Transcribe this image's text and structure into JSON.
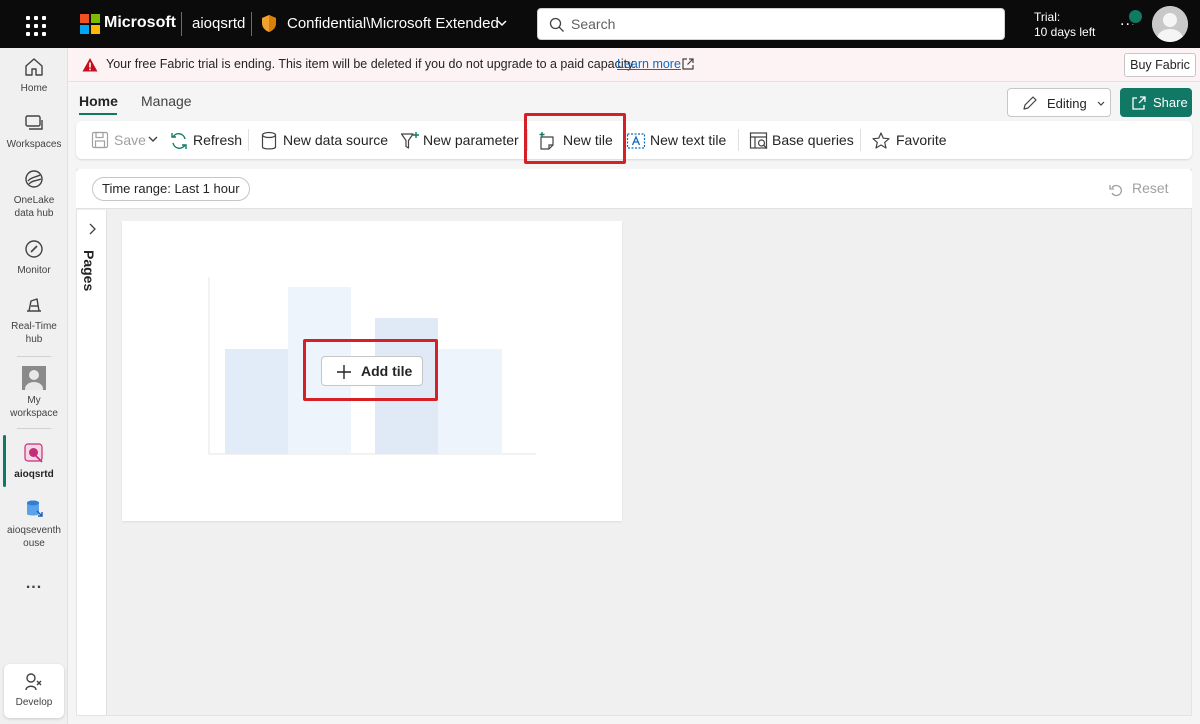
{
  "topbar": {
    "brand": "Microsoft",
    "workspace": "aioqsrtd",
    "sensitivity_label": "Confidential\\Microsoft Extended",
    "search_placeholder": "Search",
    "trial_line1": "Trial:",
    "trial_line2": "10 days left",
    "more": "..."
  },
  "leftnav": {
    "items": [
      {
        "label": "Home",
        "icon": "home-icon"
      },
      {
        "label": "Workspaces",
        "icon": "workspaces-icon"
      },
      {
        "label": "OneLake data hub",
        "icon": "onelake-icon"
      },
      {
        "label": "Monitor",
        "icon": "monitor-icon"
      },
      {
        "label": "Real-Time hub",
        "icon": "realtime-hub-icon"
      },
      {
        "label": "My workspace",
        "icon": "my-workspace-icon"
      },
      {
        "label": "aioqsrtd",
        "icon": "dashboard-icon"
      },
      {
        "label": "aioqseventh ouse",
        "icon": "eventhouse-icon"
      }
    ],
    "more": "...",
    "develop": "Develop"
  },
  "banner": {
    "text": "Your free Fabric trial is ending. This item will be deleted if you do not upgrade to a paid capacity.",
    "link": "Learn more",
    "buy_button": "Buy Fabric"
  },
  "tabs": {
    "home": "Home",
    "manage": "Manage"
  },
  "header_actions": {
    "editing": "Editing",
    "share": "Share"
  },
  "toolbar": {
    "save": "Save",
    "refresh": "Refresh",
    "new_data_source": "New data source",
    "new_parameter": "New parameter",
    "new_tile": "New tile",
    "new_text_tile": "New text tile",
    "base_queries": "Base queries",
    "favorite": "Favorite"
  },
  "filters": {
    "time_range": "Time range: Last 1 hour",
    "reset": "Reset"
  },
  "pages_label": "Pages",
  "tile": {
    "add_tile": "Add tile"
  },
  "colors": {
    "accent": "#117865",
    "highlight": "#d61f26",
    "topbar": "#0b0b0b",
    "link": "#0f6cbd"
  }
}
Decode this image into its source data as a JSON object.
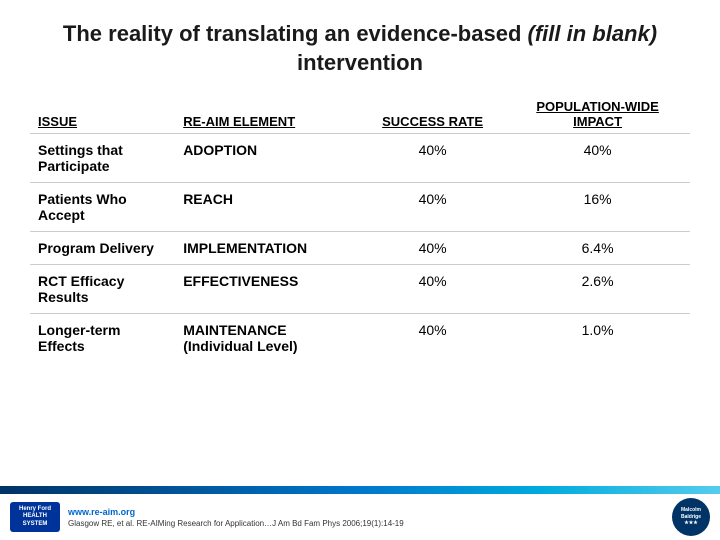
{
  "title": {
    "line1": "The reality of translating an evidence-based ",
    "italic": "(fill in blank)",
    "line2": "intervention"
  },
  "table": {
    "headers": {
      "issue": "ISSUE",
      "reaim": "RE-AIM ELEMENT",
      "success": "SUCCESS RATE",
      "population": "POPULATION-WIDE IMPACT"
    },
    "rows": [
      {
        "issue": "Settings that Participate",
        "reaim": "ADOPTION",
        "success": "40%",
        "population": "40%"
      },
      {
        "issue": "Patients Who Accept",
        "reaim": "REACH",
        "success": "40%",
        "population": "16%"
      },
      {
        "issue": "Program Delivery",
        "reaim": "IMPLEMENTATION",
        "success": "40%",
        "population": "6.4%"
      },
      {
        "issue": "RCT Efficacy Results",
        "reaim": "EFFECTIVENESS",
        "success": "40%",
        "population": "2.6%"
      },
      {
        "issue": "Longer-term Effects",
        "reaim": "MAINTENANCE (Individual Level)",
        "success": "40%",
        "population": "1.0%"
      }
    ]
  },
  "footer": {
    "link": "www.re-aim.org",
    "citation": "Glasgow RE, et al. RE-AIMing Research for Application…J Am Bd Fam Phys 2006;19(1):14-19",
    "logo_text": "Henry Ford\nHEALTH SYSTEM",
    "mb_text": "Malcolm\nBaldrige"
  }
}
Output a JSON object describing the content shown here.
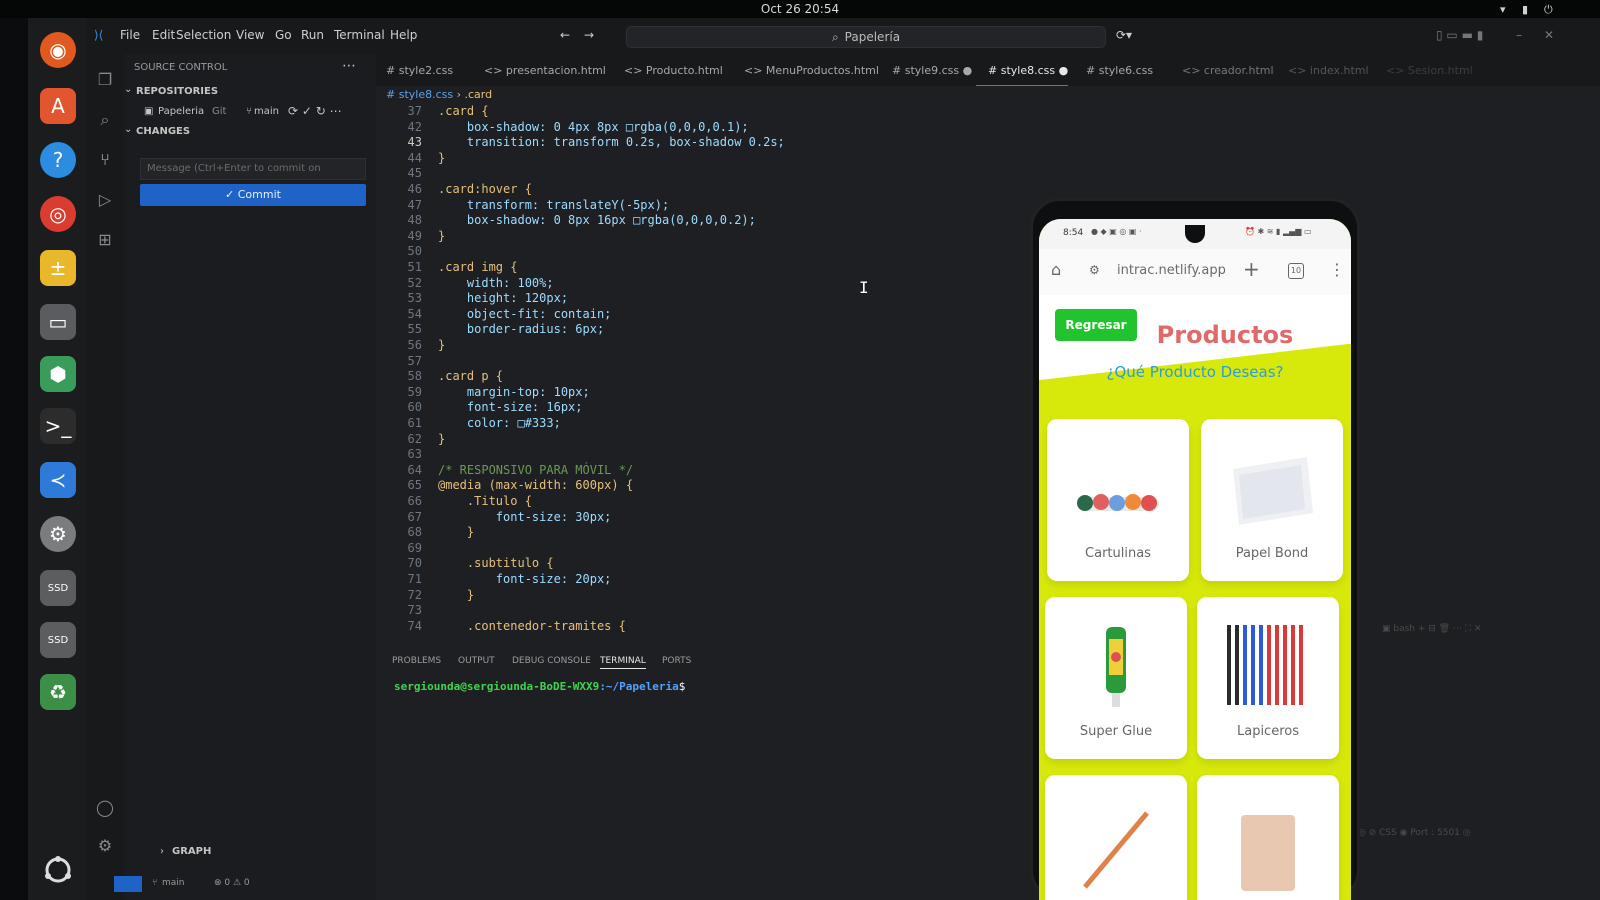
{
  "system": {
    "clock": "Oct 26  20:54"
  },
  "menu": {
    "file": "File",
    "edit": "Edit",
    "selection": "Selection",
    "view": "View",
    "go": "Go",
    "run": "Run",
    "terminal": "Terminal",
    "help": "Help"
  },
  "command_center": {
    "label": "Papelería"
  },
  "sidebar": {
    "section_title": "SOURCE CONTROL",
    "repositories_label": "REPOSITORIES",
    "repo_name": "Papeleria",
    "repo_type": "Git",
    "branch": "main",
    "changes_label": "CHANGES",
    "commit_placeholder": "Message (Ctrl+Enter to commit on",
    "commit_button": "✓ Commit",
    "graph_label": "GRAPH"
  },
  "tabs": [
    {
      "label": "# style2.css"
    },
    {
      "label": "<> presentacion.html"
    },
    {
      "label": "<> Producto.html"
    },
    {
      "label": "<> MenuProductos.html"
    },
    {
      "label": "# style9.css ●"
    },
    {
      "label": "# style8.css ●"
    },
    {
      "label": "# style6.css"
    },
    {
      "label": "<> creador.html"
    },
    {
      "label": "<> index.html"
    },
    {
      "label": "<> Sesion.html"
    }
  ],
  "breadcrumb": {
    "file": "# style8.css",
    "sep": "›",
    "symbol": ".card"
  },
  "code": [
    {
      "ln": "37",
      "text": ".card {"
    },
    {
      "ln": "42",
      "text": "    box-shadow: 0 4px 8px □rgba(0,0,0,0.1);"
    },
    {
      "ln": "43",
      "text": "    transition: transform 0.2s, box-shadow 0.2s;"
    },
    {
      "ln": "44",
      "text": "}"
    },
    {
      "ln": "45",
      "text": ""
    },
    {
      "ln": "46",
      "text": ".card:hover {"
    },
    {
      "ln": "47",
      "text": "    transform: translateY(-5px);"
    },
    {
      "ln": "48",
      "text": "    box-shadow: 0 8px 16px □rgba(0,0,0,0.2);"
    },
    {
      "ln": "49",
      "text": "}"
    },
    {
      "ln": "50",
      "text": ""
    },
    {
      "ln": "51",
      "text": ".card img {"
    },
    {
      "ln": "52",
      "text": "    width: 100%;"
    },
    {
      "ln": "53",
      "text": "    height: 120px;"
    },
    {
      "ln": "54",
      "text": "    object-fit: contain;"
    },
    {
      "ln": "55",
      "text": "    border-radius: 6px;"
    },
    {
      "ln": "56",
      "text": "}"
    },
    {
      "ln": "57",
      "text": ""
    },
    {
      "ln": "58",
      "text": ".card p {"
    },
    {
      "ln": "59",
      "text": "    margin-top: 10px;"
    },
    {
      "ln": "60",
      "text": "    font-size: 16px;"
    },
    {
      "ln": "61",
      "text": "    color: □#333;"
    },
    {
      "ln": "62",
      "text": "}"
    },
    {
      "ln": "63",
      "text": ""
    },
    {
      "ln": "64",
      "text": "/* RESPONSIVO PARA MÓVIL */"
    },
    {
      "ln": "65",
      "text": "@media (max-width: 600px) {"
    },
    {
      "ln": "66",
      "text": "    .Titulo {"
    },
    {
      "ln": "67",
      "text": "        font-size: 30px;"
    },
    {
      "ln": "68",
      "text": "    }"
    },
    {
      "ln": "69",
      "text": ""
    },
    {
      "ln": "70",
      "text": "    .subtitulo {"
    },
    {
      "ln": "71",
      "text": "        font-size: 20px;"
    },
    {
      "ln": "72",
      "text": "    }"
    },
    {
      "ln": "73",
      "text": ""
    },
    {
      "ln": "74",
      "text": "    .contenedor-tramites {"
    }
  ],
  "panel": {
    "tabs": [
      "PROBLEMS",
      "OUTPUT",
      "DEBUG CONSOLE",
      "TERMINAL",
      "PORTS"
    ],
    "prompt_user": "sergiounda@sergiounda-BoDE-WXX9",
    "prompt_path": ":~/Papeleria",
    "prompt_symbol": "$"
  },
  "status": {
    "branch": "main",
    "problems": "⊗ 0 ⚠ 0"
  },
  "phone": {
    "time": "8:54",
    "url": "intrac.netlify.app",
    "tab_count": "10",
    "back_button": "Regresar",
    "title": "Productos",
    "subtitle": "¿Qué Producto Deseas?",
    "products": [
      "Cartulinas",
      "Papel Bond",
      "Super Glue",
      "Lapiceros"
    ]
  },
  "colors": {
    "accent": "#1f63c7",
    "page_yellow": "#d7e90a",
    "button_green": "#21c42f",
    "title_red": "#e06a6a",
    "subtitle_blue": "#2f9cd8"
  },
  "icons": [
    "firefox-icon",
    "app-center-icon",
    "help-icon",
    "chrome-icon",
    "calculator-icon",
    "files-icon",
    "blender-icon",
    "terminal-icon",
    "vscode-icon",
    "settings-icon",
    "disk-icon",
    "trash-icon",
    "apps-grid-icon"
  ]
}
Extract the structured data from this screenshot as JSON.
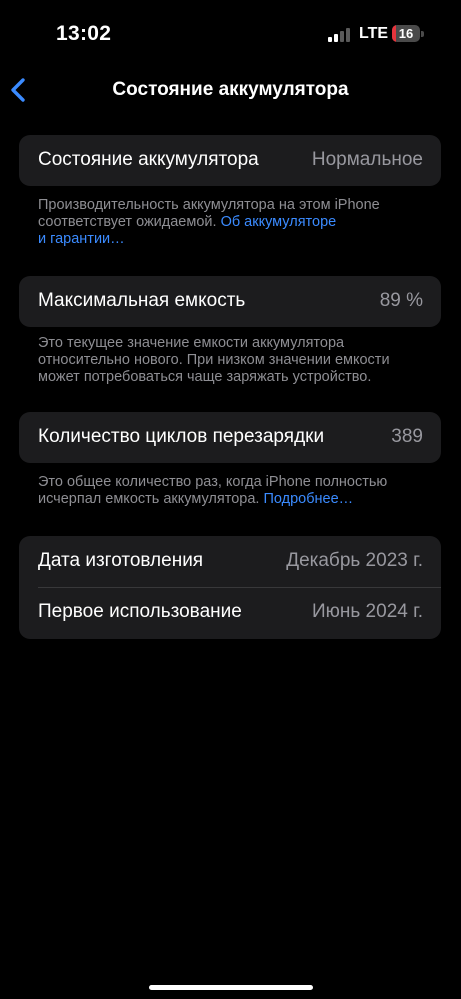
{
  "status_bar": {
    "time": "13:02",
    "network": "LTE",
    "battery_level": "16",
    "battery_fill_fraction": 0.16,
    "icons": [
      "cellular-signal-icon",
      "battery-icon"
    ]
  },
  "nav": {
    "title": "Состояние аккумулятора",
    "back_icon": "chevron-left-icon"
  },
  "health": {
    "label": "Состояние аккумулятора",
    "value": "Нормальное",
    "note": "Производительность аккумулятора на этом iPhone соответствует ожидаемой.",
    "link_line1": "Об аккумуляторе",
    "link_line2": "и гарантии…"
  },
  "capacity": {
    "label": "Максимальная емкость",
    "value": "89 %",
    "note": "Это текущее значение емкости аккумулятора относительно нового. При низком значении емкости может потребоваться чаще заряжать устройство."
  },
  "cycles": {
    "label": "Количество циклов перезарядки",
    "value": "389",
    "note": "Это общее количество раз, когда iPhone полностью исчерпал емкость аккумулятора.",
    "link": "Подробнее…"
  },
  "dates": {
    "manufactured_label": "Дата изготовления",
    "manufactured_value": "Декабрь 2023 г.",
    "first_use_label": "Первое использование",
    "first_use_value": "Июнь 2024 г."
  },
  "colors": {
    "accent": "#3b8bff",
    "battery_low": "#e6343c",
    "card": "#1c1c1e",
    "secondary_text": "#98989f"
  }
}
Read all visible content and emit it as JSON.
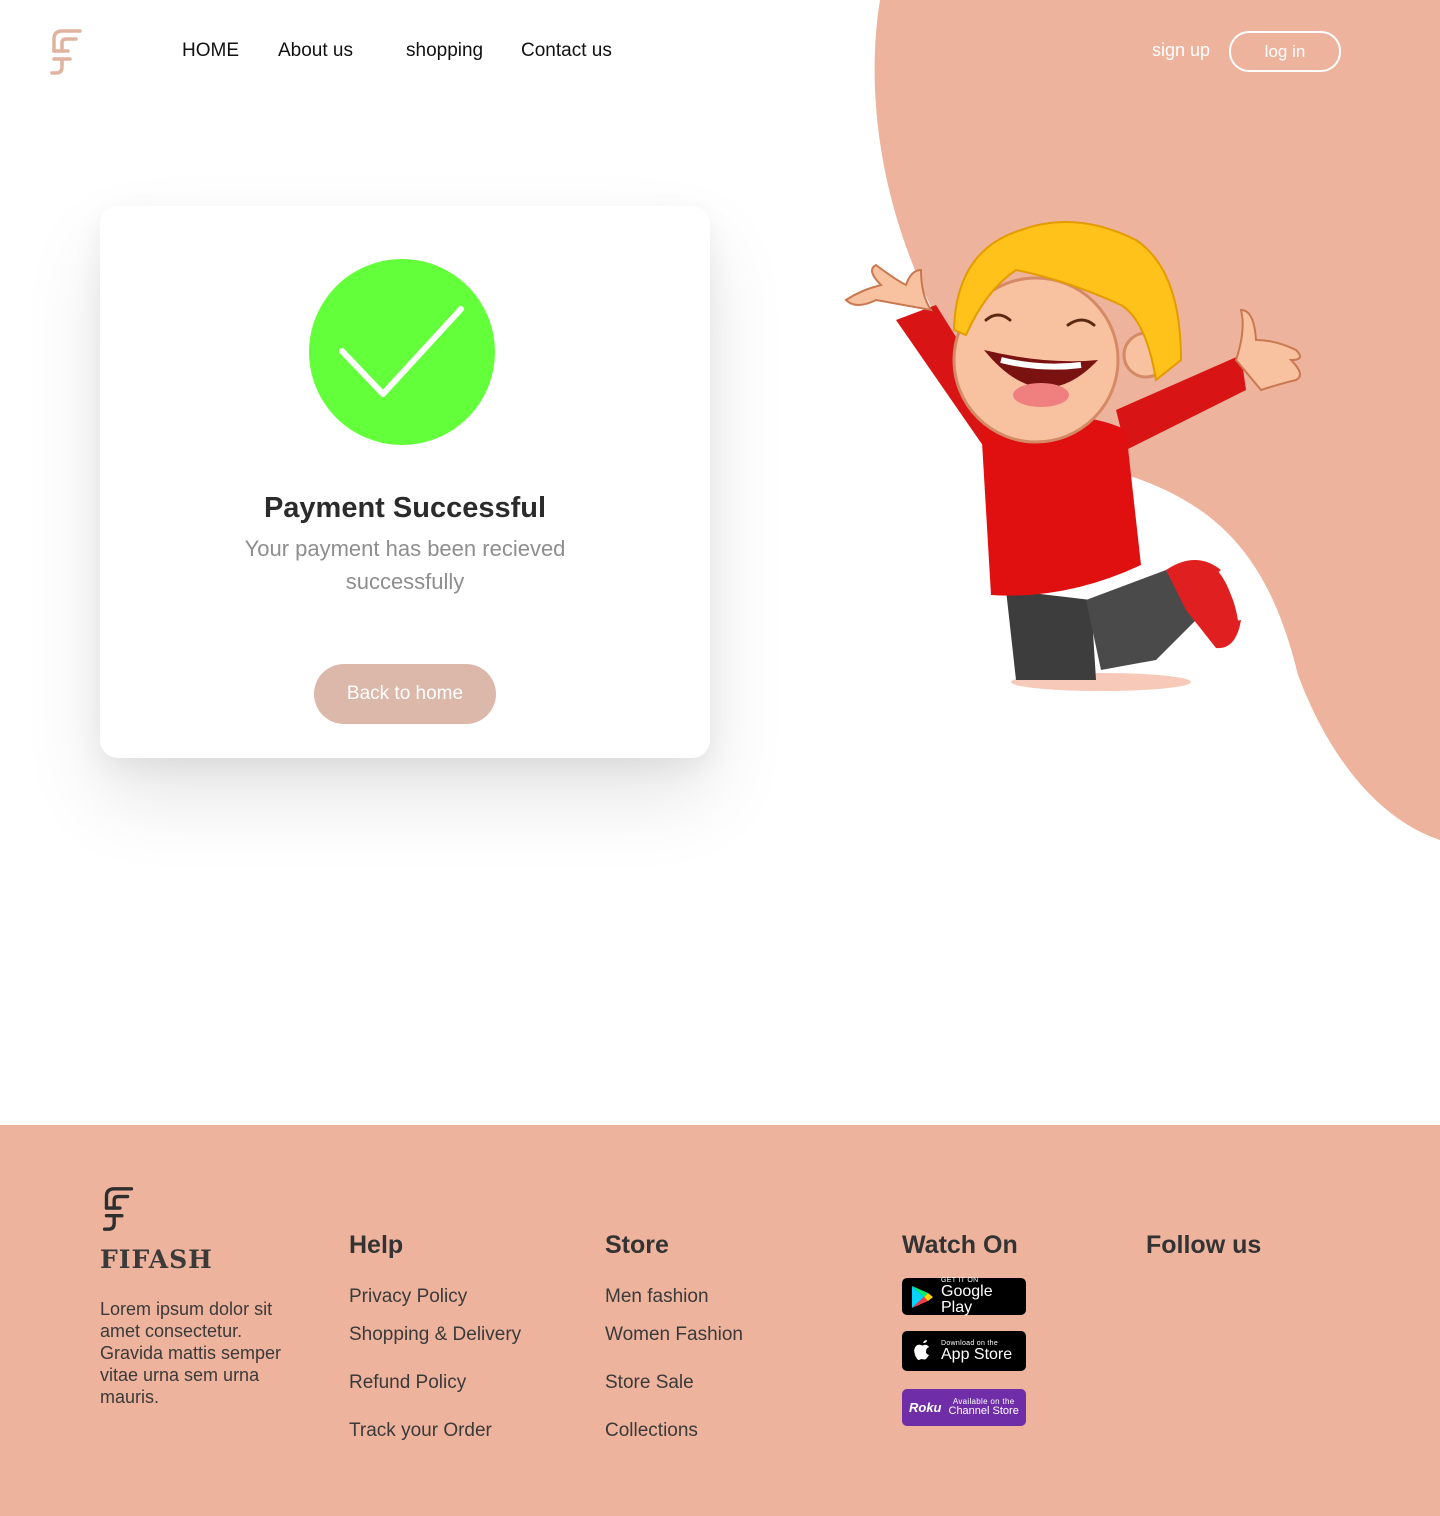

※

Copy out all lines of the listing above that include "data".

| Task output |
        "label": "OneLake data hub",
    "new_data_source": "New data source",
Decode this image into its source data as a JSON object.
Extract the structured data from this screenshot as JSON.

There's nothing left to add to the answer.